Dataset rows describing interfaces:

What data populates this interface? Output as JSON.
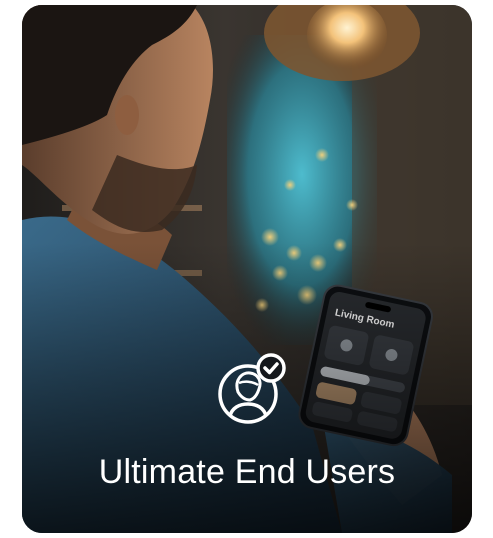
{
  "card": {
    "title": "Ultimate End Users",
    "badge_icon": "user-check-icon",
    "colors": {
      "background": "#14171b",
      "wall_glow": "#3aa6b8",
      "lamp": "#f3c27a",
      "shirt": "#2f5570",
      "text": "#ffffff"
    }
  },
  "phone": {
    "room_title": "Living Room"
  }
}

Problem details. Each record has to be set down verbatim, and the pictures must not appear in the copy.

Your solution.
What data populates this interface? Output as JSON.
{
  "card": {
    "title": "Ultimate End Users",
    "badge_icon": "user-check-icon",
    "colors": {
      "background": "#14171b",
      "wall_glow": "#3aa6b8",
      "lamp": "#f3c27a",
      "shirt": "#2f5570",
      "text": "#ffffff"
    }
  },
  "phone": {
    "room_title": "Living Room"
  }
}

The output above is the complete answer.